START Given information

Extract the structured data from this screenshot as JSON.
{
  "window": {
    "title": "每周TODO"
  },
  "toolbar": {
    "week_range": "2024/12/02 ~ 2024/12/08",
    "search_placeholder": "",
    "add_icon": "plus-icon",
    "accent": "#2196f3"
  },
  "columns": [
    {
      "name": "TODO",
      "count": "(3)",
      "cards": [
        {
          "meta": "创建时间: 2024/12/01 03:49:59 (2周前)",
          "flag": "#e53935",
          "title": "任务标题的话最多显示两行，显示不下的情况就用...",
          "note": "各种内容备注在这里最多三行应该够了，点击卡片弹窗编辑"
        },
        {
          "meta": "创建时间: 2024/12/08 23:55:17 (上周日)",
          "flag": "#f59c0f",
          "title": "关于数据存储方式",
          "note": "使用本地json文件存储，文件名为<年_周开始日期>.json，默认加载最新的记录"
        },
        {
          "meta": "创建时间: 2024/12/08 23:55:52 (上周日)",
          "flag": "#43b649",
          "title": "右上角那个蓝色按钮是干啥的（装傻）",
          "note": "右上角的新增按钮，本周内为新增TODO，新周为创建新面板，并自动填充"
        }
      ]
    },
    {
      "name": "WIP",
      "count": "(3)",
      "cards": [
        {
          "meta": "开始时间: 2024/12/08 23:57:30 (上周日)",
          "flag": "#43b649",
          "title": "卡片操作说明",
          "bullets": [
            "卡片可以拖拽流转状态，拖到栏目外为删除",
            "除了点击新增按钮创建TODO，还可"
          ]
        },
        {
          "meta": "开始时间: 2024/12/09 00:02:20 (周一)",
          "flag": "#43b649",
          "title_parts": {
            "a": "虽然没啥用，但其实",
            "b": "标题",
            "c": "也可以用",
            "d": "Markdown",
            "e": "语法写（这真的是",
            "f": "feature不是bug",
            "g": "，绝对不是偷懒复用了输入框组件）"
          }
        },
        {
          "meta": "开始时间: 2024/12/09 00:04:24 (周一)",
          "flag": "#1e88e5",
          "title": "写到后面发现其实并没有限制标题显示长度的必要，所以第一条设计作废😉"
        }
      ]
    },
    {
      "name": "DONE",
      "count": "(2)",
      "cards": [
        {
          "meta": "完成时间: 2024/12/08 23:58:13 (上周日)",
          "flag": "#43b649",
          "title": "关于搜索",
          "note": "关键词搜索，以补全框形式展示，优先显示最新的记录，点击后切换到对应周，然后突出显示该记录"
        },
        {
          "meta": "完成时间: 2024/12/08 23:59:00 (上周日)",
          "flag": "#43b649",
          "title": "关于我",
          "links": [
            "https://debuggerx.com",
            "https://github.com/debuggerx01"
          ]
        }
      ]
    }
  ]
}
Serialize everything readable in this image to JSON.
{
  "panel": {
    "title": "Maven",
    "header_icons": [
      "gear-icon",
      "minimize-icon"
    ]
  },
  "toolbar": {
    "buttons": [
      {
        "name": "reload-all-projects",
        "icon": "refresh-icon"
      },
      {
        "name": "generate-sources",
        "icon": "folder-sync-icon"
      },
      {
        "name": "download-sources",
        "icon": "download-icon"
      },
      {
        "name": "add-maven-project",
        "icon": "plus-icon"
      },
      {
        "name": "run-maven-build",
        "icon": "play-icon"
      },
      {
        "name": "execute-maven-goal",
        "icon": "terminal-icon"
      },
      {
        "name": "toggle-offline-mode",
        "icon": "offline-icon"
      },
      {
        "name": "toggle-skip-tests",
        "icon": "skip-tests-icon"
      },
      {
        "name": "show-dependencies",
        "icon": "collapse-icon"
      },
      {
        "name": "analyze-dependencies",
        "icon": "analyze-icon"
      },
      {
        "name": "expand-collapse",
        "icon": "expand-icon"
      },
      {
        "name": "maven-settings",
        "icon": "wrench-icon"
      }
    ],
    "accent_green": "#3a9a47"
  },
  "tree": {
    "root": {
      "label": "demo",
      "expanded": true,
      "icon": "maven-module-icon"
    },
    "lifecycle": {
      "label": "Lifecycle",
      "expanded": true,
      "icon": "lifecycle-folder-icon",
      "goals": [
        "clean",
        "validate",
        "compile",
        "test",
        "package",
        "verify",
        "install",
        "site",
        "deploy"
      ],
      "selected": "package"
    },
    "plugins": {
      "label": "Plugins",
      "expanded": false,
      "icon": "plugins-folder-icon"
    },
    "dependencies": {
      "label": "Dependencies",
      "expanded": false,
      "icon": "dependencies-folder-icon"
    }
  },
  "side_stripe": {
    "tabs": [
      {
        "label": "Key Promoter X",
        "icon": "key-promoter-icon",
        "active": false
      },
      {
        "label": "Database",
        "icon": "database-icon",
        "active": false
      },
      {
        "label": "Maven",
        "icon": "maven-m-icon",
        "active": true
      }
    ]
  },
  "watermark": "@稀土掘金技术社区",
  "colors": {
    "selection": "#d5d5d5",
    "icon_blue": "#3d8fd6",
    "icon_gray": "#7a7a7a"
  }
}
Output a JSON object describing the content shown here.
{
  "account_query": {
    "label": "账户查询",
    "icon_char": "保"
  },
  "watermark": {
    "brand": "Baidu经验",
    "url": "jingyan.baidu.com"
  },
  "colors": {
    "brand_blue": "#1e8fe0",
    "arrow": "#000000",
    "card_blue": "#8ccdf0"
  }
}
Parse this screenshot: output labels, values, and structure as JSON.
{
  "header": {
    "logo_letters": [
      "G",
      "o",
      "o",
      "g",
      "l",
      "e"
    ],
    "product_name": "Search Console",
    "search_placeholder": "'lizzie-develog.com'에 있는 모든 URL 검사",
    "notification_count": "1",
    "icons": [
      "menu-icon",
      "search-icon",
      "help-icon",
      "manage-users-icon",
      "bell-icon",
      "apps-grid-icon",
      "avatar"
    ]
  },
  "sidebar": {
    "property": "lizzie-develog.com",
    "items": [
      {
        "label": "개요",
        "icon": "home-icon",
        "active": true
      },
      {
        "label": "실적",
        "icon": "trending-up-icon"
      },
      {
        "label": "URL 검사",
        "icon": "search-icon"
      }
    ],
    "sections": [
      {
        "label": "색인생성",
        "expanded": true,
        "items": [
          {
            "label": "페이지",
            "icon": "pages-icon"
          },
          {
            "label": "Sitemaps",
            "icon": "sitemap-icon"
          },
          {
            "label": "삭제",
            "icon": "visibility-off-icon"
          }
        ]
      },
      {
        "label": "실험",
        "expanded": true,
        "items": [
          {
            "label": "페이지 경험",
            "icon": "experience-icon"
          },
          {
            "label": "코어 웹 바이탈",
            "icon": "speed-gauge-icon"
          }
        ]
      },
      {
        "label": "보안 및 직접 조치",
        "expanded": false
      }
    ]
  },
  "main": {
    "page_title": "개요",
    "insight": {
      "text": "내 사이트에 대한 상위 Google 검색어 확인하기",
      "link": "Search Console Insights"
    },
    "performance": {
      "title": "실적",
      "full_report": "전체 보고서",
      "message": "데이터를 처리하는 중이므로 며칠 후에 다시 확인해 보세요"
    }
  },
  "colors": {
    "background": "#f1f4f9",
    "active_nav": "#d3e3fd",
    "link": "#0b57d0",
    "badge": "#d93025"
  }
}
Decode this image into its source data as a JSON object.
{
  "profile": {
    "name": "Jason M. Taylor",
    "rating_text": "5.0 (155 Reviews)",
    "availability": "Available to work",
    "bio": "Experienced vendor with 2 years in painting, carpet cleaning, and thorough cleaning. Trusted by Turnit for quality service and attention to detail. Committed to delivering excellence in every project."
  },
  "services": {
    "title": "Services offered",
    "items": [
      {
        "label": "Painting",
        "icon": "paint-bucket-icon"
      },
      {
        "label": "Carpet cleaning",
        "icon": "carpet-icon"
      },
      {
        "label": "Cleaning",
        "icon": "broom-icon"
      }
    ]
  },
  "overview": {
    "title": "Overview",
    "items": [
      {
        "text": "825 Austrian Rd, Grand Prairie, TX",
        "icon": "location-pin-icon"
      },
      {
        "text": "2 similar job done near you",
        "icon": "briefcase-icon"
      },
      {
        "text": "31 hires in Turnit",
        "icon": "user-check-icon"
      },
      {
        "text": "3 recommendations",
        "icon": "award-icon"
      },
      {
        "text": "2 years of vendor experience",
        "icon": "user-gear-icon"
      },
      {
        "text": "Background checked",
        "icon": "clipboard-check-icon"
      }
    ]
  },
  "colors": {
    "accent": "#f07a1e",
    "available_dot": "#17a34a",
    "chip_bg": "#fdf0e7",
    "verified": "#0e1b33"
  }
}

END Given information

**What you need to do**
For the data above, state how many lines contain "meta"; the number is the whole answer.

**Solution below**
8